Artist Dianna Cohen shares some tough truths about plastic pollution in the ocean and in our lives — and some thoughts on how to free ourselves from the plastic gyre
I'm a visual artist,and I'm also one of the co-founders of the Plastic Pollution Coalition.I've been working with plastic bags,which I cut up and sew back together as my primary material for my artworkfor the last 20 years.I turn them into two and three-dimensional piecesand sculptures and installations.Upon working with the plastic, after about the first eight years,some of my work started to fissureand break down into smaller little bits of plastic.And I thought, "Great.It's ephemeral just like us."
0:44Upon educating myself a little further about plastics,I actually realized this was a bad thing.It's a bad thing that plastic breaks down into smaller little bits,because it's always still plastic.And what we're findingis that a lot of it is in the marine environment.I then, in the last few years,learned about the Pacific garbage patch and the gyre.And my initial reaction --and I think this is a lot of people's first reactionto learning about it --is, "Oh my God!We've got to go out there and clean this thing up."So I actually developed a proposalto go out with a cargo shipand two decommissioned fishing trawlers,a crane, a chipping machineand a cold-molding machine.And my intention was to go out to the gyre,raise awareness about this issueand begin to pick up the plastic,chip it into little bits and cold mold it into bricksthat could potentially be used as building materialsin underdeveloped communities.
1:41I began talking with peoplewho actually had been out to the gyreand were studying the plastic problem in the marine environmentand upon doing so,I realized actually that cleaning it upwould be a very small drop in the bucketrelative to how much is being generatedevery day around the world,and that actually I needed to back up and look at the bigger picture.And the bigger picture is:we need to find a way to turn off the faucet.We need to cut the spigotof single-use and disposable plastics,which are entering the marine environment every dayon a global scale.
2:17So in looking at that, I also realized that I was really angry.I wasn't just concerned about plasticthat you're trying to imagine out in the middle of the Pacific Ocean --of which I have learned there are now11 gyres, potentially, of plasticin five major oceans in the world.It's not just that gyre of plastic that I'm concerned about --it's the gyre of plastic in the supermarket.I'd go to the supermarket and all of my food is packaged in plastic.All of my beverages are packaged in plastic,even at the health food market.I'm also concerned about the plastic in the refrigerator,and I'm concerned about the plastic and the toxins that leach from plasticinto us and into our bodies.

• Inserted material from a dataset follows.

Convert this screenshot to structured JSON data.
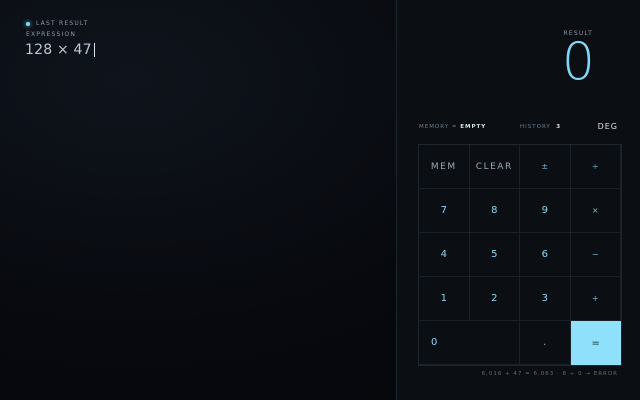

2:54So I came together with a group of other peoplewho were all looking at this issue,and we created the Plastic Pollution Coalition.We have many initiatives that we're working on,but some of them are very basic.One is: if 80 to 90 percentof what we're finding in the ocean --of the marine debris that we're finding in the ocean -- is plastic,then why don't we call it what it is.It's plastic pollution.Recycling -- everybody kind of ends their booksabout being sustainable and greening with the idea of recycling.You put something in a bin and you don't have to think about it again.What is the reality of that?In the United States, less than seven percent of our plastics are recycled.And if you really look into it,particularly when it comes to plastic bottles,most of it is only down-cycled,or incinerated, or shipped to China.It is down-cycled and turned into lesser things,while a glass bottle can be a glass bottle againor can be used again --a plastic bottle can never be a plastic bottle again.

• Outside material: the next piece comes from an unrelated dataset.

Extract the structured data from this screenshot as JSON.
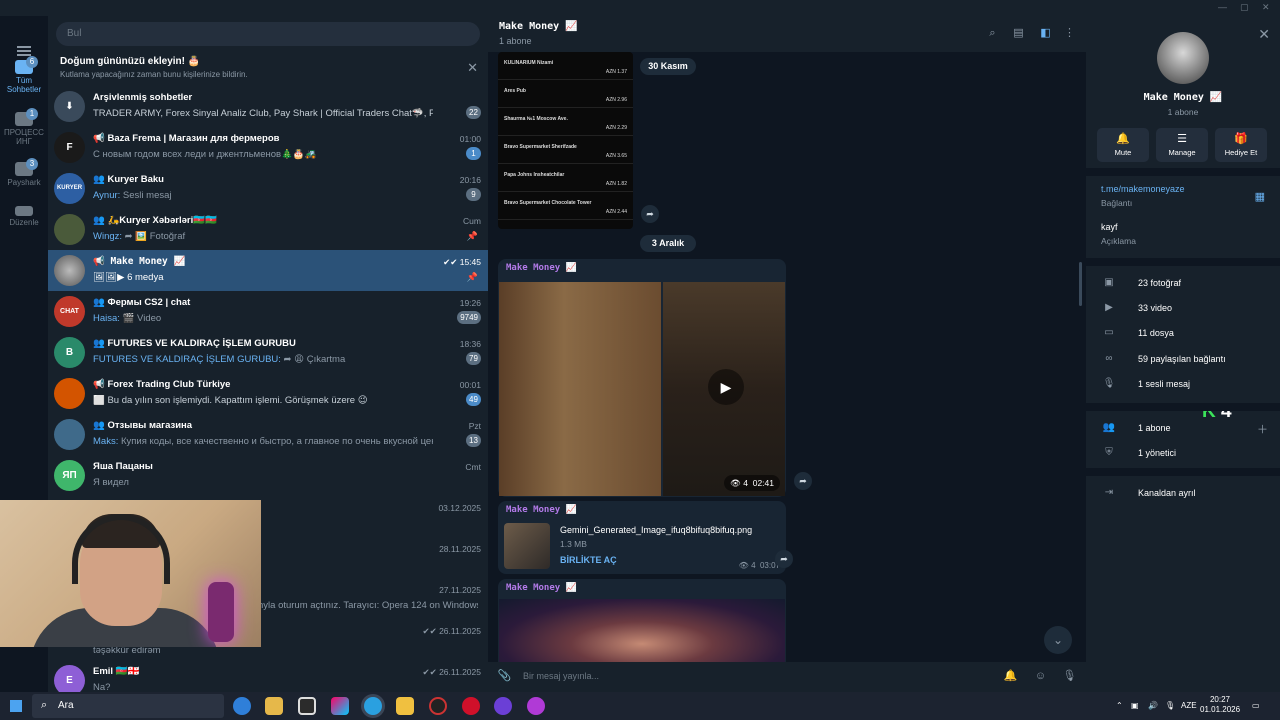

3:51So this is a big issue for us.Another thing that we're looking at and asking people to think aboutis we've added a fourth Ronto the frontof the "Reduce, Reuse, Recycle," three R's,and that is refuse.Whenever possible, refuse single-use and disposable plastics.Alternatives exist;some of them are very old-school.I myself am now collecting these cool Pyrex containersand using those instead of Glad and Tupperware containersto store food in.And I know that I am doing a serviceto myself and my family.It's very easy to pick up a stainless-steel bottleor a glass bottle,if you're traveling and you've forgotten to bring your stainless-steel bottleand fill that up with water or filtered water,versus purchasing plastic bottled water.
4:35I guess what I want to say to everybody here --and I know that you guys know a lot about this issue --is that this is a huge problem in the oceans,but this is a problem that we've created as consumersand we can solve.We can solve this by raising awareness of the issueand teaching people to choose alternatives.So whenever possible, to choose alternativesto single-use plastics.We can cut the stem -- tide the stem of thisinto our oceansand in doing so,save our oceans, save our planet, save ourselves.